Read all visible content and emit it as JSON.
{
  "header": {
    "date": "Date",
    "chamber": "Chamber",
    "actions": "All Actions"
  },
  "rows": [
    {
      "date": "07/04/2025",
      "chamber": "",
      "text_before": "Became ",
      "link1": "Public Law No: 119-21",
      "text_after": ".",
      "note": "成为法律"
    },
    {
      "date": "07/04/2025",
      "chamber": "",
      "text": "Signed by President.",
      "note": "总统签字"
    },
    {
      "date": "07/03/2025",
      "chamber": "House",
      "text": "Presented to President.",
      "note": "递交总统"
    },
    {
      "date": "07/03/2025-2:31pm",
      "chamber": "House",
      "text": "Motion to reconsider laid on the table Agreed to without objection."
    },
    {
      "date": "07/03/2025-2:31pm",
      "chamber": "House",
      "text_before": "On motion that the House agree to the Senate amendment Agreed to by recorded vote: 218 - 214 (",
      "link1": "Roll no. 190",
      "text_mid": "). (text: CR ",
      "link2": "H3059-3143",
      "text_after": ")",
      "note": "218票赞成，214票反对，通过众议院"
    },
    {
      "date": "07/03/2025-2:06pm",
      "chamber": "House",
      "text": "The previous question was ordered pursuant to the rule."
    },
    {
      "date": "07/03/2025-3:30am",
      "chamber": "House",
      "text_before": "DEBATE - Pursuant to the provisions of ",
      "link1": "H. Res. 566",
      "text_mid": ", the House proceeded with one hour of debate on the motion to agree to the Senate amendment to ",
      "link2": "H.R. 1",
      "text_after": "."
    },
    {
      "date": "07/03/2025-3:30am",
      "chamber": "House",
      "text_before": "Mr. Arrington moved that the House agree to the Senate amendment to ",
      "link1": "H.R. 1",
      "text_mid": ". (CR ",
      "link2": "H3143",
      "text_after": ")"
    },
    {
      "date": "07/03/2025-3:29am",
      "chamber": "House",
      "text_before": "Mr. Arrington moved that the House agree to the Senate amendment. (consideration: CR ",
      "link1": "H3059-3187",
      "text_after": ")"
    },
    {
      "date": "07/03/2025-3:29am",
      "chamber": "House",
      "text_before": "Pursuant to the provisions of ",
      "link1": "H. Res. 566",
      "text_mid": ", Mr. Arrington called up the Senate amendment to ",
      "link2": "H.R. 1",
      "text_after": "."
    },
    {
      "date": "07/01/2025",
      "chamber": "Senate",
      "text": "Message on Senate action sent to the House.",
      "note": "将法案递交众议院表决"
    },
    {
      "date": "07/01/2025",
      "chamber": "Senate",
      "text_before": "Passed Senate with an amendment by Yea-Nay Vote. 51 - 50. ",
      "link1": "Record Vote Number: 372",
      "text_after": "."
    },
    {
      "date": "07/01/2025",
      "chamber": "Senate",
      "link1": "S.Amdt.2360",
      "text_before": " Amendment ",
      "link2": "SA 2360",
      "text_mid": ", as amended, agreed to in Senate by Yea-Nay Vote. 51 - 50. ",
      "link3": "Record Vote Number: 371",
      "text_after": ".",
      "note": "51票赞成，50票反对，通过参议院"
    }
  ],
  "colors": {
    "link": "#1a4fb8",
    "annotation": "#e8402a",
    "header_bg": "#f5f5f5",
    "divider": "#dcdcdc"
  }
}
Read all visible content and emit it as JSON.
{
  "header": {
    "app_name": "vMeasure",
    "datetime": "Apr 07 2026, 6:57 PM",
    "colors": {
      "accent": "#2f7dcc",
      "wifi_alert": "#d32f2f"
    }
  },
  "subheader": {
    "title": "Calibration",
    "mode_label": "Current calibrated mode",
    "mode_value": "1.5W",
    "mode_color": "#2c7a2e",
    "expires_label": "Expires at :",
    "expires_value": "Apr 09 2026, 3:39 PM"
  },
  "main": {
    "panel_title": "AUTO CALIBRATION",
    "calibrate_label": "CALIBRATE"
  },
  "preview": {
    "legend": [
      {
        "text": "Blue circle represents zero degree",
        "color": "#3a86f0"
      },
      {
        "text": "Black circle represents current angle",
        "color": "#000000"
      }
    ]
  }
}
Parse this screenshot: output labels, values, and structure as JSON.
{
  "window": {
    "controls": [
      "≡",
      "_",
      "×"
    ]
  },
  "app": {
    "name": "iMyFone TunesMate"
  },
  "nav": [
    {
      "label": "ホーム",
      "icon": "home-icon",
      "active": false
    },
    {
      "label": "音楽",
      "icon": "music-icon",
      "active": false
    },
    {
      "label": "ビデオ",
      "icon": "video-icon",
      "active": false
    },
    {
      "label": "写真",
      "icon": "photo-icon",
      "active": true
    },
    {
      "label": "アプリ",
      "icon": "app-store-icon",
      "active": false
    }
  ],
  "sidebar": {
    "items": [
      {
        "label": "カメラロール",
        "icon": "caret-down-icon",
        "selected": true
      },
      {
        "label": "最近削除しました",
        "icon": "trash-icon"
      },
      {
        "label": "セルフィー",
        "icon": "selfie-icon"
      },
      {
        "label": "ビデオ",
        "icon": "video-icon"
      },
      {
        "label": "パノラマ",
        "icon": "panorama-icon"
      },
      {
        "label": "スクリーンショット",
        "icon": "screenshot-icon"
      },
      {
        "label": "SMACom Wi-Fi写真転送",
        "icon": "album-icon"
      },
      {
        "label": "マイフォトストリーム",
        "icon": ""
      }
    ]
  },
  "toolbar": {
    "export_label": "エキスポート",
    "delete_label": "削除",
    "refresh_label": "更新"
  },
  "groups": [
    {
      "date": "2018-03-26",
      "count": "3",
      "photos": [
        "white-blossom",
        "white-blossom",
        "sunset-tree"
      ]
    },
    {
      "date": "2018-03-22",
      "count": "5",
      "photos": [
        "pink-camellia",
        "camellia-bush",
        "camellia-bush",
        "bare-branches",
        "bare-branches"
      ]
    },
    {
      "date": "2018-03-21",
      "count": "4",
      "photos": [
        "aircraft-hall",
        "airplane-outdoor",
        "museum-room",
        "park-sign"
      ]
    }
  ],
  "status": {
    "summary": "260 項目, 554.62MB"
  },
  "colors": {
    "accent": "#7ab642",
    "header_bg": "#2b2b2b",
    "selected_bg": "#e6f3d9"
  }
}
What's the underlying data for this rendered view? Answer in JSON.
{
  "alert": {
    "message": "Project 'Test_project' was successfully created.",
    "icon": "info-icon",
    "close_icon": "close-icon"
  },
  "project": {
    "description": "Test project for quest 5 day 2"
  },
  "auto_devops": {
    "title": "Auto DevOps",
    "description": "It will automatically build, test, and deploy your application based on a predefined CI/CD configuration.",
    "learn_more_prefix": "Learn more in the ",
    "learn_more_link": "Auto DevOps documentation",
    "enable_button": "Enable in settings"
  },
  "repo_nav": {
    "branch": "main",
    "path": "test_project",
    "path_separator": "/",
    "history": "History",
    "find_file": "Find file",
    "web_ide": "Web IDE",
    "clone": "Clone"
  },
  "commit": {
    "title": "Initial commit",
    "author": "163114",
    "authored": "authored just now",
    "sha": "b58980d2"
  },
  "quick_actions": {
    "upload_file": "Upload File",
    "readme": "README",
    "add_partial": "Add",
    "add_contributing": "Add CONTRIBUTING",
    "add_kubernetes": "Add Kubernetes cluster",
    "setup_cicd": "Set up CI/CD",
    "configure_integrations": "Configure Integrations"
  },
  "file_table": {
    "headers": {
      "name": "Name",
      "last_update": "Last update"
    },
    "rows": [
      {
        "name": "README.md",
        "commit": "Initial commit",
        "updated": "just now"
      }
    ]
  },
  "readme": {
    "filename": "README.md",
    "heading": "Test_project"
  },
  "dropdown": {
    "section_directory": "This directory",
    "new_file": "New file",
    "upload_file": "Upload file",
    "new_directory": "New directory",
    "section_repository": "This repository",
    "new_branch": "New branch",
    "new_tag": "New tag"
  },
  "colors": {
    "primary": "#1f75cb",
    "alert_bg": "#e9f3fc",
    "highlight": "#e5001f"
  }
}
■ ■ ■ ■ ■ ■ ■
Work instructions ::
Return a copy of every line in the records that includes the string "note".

Your response ::
      "note": "成为法律"
      "note": "总统签字"
      "note": "递交总统"
      "note": "218票赞成，214票反对，通过众议院"
      "note": "将法案递交众议院表决"
      "note": "51票赞成，50票反对，通过参议院"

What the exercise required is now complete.